Unhappy over bureaucratic interference in the health sector in the state, the Bihar State Health Services Association (BSHSA) said it was unfortunate that civil surgeons and medical officers in districts were being treated as 'adeshpal' (peons) by district magistrates.
"District magistrates, being the head of district health societies, treat civil surgeons and medical officers as their 'adeshpal' (peons)," BSHSA general secretary Dr Ajay Kumar said.
Kumar added that thanks to officials, the entire health department had been outsourced and was being run by the state health society and the district health societies, dominated by the babus.
In a statement here, BSHSA charged that the rule of executive business in the health department has become a serious casualty and is grievously affecting the medicare system in the state. It is one of the reasons why jobs in the Bihar health department have lost their shine and the new breed of doctors are reluctant to join the services, it said.
According to BSHSA officials, there are inadequate number of doctors in the health department. "Bihar lacks nearly fifty percent doctors, who should be deployed at different hospitals and primary health centres," they said.
Contrary to Chief Minister Nitish Kumar's repeated claims of an improved health sector, Bihar is trailing behind other states in providing a health delivery system.
The government's own latest data revealed that the number of hospitals and health centres in the state was very little. While only 45 percent of the required primary health centres were available for providing services, only 53 percent of required sub-centres were functional.
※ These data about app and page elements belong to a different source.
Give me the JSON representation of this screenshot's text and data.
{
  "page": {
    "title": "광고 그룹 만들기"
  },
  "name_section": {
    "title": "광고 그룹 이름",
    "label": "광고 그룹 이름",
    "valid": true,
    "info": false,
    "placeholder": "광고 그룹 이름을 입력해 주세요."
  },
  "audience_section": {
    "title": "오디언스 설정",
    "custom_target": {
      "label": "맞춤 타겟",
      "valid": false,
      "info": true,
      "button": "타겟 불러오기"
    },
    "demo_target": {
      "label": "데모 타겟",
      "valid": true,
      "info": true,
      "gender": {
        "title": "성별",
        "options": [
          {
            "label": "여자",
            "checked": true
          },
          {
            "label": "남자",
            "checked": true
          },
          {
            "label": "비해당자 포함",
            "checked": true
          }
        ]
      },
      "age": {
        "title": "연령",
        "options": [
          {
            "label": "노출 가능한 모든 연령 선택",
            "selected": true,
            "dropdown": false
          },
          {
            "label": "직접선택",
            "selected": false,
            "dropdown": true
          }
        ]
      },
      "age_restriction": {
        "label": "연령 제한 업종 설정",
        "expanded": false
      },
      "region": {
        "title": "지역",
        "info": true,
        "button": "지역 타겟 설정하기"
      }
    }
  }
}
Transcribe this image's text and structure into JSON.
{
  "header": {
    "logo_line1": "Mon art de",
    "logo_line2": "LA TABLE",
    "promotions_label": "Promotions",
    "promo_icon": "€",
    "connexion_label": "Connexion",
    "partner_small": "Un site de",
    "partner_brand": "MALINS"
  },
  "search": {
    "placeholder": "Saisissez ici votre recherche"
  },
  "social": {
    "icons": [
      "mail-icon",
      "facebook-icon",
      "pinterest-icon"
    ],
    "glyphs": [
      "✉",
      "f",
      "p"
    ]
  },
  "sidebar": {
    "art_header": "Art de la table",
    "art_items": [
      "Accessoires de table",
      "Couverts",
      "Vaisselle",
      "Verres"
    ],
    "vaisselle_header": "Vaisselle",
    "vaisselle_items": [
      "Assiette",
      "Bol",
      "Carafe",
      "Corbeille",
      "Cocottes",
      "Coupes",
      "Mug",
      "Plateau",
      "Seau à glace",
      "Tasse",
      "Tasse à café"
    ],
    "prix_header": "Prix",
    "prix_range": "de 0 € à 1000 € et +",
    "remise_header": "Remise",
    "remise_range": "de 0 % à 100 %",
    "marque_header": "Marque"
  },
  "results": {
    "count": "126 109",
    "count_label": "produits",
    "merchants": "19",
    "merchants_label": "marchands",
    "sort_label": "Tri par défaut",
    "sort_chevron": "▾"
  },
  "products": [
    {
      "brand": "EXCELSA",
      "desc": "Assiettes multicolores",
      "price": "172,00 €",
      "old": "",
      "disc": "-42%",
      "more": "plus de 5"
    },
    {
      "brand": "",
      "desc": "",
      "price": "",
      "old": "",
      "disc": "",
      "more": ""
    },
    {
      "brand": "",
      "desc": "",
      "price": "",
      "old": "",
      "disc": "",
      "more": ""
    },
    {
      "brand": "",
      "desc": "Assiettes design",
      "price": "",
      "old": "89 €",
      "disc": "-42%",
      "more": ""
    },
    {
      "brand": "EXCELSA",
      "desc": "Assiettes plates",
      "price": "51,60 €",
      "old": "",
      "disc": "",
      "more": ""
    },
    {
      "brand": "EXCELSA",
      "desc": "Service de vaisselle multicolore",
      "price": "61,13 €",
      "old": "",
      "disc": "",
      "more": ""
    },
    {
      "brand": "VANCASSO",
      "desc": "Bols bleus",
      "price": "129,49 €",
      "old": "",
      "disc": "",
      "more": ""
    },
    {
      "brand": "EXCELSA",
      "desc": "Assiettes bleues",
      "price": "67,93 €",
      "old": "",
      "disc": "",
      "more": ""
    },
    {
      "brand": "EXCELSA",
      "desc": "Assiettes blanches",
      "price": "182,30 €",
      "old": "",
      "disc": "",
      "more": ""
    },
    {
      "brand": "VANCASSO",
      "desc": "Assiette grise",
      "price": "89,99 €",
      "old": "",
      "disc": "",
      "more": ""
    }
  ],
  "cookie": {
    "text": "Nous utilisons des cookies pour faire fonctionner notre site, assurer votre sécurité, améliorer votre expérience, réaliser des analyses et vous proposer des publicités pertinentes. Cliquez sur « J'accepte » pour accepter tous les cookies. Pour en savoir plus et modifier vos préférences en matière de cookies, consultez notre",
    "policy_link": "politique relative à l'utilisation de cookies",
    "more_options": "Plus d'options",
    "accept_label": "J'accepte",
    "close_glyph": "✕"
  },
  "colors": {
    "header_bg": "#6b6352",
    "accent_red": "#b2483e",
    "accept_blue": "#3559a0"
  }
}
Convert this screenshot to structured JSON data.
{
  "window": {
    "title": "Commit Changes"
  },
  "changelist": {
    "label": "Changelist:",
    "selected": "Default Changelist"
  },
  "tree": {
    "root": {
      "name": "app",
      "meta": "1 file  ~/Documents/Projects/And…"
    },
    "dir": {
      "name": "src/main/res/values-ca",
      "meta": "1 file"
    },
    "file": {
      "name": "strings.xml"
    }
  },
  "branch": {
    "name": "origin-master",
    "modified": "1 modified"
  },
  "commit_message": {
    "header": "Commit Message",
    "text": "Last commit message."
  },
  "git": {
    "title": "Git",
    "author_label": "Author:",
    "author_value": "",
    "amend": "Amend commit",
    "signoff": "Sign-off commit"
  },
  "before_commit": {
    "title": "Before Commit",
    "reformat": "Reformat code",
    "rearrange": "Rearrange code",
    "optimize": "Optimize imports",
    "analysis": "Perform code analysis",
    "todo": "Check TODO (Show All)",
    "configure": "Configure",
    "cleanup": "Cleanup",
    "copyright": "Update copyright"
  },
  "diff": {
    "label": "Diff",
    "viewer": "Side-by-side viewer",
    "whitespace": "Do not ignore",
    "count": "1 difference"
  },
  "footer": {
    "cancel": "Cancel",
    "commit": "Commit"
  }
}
At the same time, the condition of the referral hospitals remains pitiable. Out of 604 required referral hospitals in the state, only 70 were functional. Besides, the construction of new hospitals and health centres is also at a very slow pace. Out of 2,915 approved constructions, only 872 have been completed so far.